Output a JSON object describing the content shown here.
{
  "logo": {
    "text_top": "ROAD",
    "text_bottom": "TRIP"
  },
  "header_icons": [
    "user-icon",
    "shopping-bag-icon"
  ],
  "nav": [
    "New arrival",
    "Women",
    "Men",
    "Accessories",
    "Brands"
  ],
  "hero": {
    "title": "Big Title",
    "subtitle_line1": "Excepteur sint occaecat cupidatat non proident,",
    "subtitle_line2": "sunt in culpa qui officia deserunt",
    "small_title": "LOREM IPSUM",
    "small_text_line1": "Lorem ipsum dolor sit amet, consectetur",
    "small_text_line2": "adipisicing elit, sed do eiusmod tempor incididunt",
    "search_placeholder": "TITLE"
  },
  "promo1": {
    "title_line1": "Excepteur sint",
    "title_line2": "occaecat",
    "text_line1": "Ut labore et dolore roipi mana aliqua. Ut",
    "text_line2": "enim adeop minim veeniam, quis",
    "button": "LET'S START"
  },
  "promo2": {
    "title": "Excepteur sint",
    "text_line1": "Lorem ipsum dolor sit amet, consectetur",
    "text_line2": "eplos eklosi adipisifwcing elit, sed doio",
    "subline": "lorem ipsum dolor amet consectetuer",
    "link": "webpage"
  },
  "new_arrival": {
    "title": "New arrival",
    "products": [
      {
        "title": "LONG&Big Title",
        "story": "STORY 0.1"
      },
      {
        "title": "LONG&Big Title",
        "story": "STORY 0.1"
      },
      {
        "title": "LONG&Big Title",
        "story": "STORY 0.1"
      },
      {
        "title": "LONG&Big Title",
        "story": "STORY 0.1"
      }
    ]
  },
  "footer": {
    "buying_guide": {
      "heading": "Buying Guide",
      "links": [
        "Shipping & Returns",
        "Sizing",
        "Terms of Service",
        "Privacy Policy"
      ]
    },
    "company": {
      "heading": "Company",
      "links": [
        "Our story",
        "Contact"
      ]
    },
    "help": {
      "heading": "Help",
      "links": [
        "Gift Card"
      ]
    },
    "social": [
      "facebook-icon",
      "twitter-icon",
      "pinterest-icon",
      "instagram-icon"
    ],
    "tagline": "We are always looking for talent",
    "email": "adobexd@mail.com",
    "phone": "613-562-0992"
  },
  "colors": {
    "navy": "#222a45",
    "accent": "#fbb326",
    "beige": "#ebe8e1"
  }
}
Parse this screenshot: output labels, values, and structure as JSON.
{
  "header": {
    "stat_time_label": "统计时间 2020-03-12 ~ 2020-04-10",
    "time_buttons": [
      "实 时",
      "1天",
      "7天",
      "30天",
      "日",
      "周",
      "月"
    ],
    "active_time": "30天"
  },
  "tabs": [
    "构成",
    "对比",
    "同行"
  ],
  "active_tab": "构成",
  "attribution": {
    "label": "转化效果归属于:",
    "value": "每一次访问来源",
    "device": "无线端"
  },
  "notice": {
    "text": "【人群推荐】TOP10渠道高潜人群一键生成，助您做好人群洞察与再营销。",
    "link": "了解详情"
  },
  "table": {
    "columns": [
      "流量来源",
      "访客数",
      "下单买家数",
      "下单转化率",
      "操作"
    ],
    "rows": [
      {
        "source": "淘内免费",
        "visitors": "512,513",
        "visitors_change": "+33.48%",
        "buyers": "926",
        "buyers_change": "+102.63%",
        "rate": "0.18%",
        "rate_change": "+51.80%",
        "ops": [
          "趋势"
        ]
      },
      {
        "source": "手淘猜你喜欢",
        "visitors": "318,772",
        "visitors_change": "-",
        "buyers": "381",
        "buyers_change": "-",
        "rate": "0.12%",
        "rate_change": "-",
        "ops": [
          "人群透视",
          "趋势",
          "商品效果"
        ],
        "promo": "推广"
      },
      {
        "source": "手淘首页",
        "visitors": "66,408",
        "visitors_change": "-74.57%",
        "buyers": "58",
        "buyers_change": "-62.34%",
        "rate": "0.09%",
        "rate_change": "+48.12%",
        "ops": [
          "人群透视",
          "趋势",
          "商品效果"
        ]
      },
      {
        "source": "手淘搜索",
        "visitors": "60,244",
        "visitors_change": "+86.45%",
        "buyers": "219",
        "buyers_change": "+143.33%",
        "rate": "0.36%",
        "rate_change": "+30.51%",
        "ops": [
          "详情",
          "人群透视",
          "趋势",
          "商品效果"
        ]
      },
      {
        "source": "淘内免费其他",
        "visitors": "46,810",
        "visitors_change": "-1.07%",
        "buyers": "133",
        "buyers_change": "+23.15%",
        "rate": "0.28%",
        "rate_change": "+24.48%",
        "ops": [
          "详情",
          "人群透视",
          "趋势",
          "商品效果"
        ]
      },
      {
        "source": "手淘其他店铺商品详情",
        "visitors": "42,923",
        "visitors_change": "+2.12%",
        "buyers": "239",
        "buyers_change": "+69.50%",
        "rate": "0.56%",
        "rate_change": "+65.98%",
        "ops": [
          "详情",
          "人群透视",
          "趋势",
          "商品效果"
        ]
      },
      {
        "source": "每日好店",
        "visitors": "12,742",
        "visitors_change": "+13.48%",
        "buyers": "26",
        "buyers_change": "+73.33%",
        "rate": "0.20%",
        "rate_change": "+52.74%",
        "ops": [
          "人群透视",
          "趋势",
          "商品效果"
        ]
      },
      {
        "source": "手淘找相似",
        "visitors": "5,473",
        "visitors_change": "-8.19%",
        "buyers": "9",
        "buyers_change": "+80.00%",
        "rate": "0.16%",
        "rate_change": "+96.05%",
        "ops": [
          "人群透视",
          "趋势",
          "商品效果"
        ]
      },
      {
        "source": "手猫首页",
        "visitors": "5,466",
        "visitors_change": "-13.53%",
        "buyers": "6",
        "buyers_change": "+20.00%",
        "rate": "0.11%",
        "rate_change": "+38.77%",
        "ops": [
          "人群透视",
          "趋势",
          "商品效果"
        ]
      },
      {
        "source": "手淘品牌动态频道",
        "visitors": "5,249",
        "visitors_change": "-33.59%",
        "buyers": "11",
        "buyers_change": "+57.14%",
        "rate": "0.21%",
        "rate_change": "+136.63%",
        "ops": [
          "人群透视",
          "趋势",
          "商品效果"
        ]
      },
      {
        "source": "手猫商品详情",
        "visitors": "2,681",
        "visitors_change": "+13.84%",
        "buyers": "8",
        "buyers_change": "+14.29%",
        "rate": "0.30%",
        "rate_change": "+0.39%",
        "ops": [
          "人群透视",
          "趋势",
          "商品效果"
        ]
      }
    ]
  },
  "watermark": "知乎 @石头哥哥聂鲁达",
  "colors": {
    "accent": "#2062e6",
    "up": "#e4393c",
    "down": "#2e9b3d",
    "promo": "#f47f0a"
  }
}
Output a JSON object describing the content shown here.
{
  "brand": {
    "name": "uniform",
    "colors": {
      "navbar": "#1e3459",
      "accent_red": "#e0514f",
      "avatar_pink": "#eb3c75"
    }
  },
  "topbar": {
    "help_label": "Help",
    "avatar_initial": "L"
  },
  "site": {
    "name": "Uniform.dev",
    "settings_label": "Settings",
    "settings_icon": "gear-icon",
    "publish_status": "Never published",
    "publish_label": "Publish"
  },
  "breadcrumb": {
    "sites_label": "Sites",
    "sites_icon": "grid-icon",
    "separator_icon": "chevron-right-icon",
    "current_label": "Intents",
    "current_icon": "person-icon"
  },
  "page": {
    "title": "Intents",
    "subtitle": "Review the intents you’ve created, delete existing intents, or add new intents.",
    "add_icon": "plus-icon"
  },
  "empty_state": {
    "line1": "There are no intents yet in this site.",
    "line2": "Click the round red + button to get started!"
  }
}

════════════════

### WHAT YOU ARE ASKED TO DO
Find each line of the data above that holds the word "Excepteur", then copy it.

### EXPECTED OUTPUT
    "subtitle_line1": "Excepteur sint occaecat cupidatat non proident,",
    "title_line1": "Excepteur sint",
    "title": "Excepteur sint",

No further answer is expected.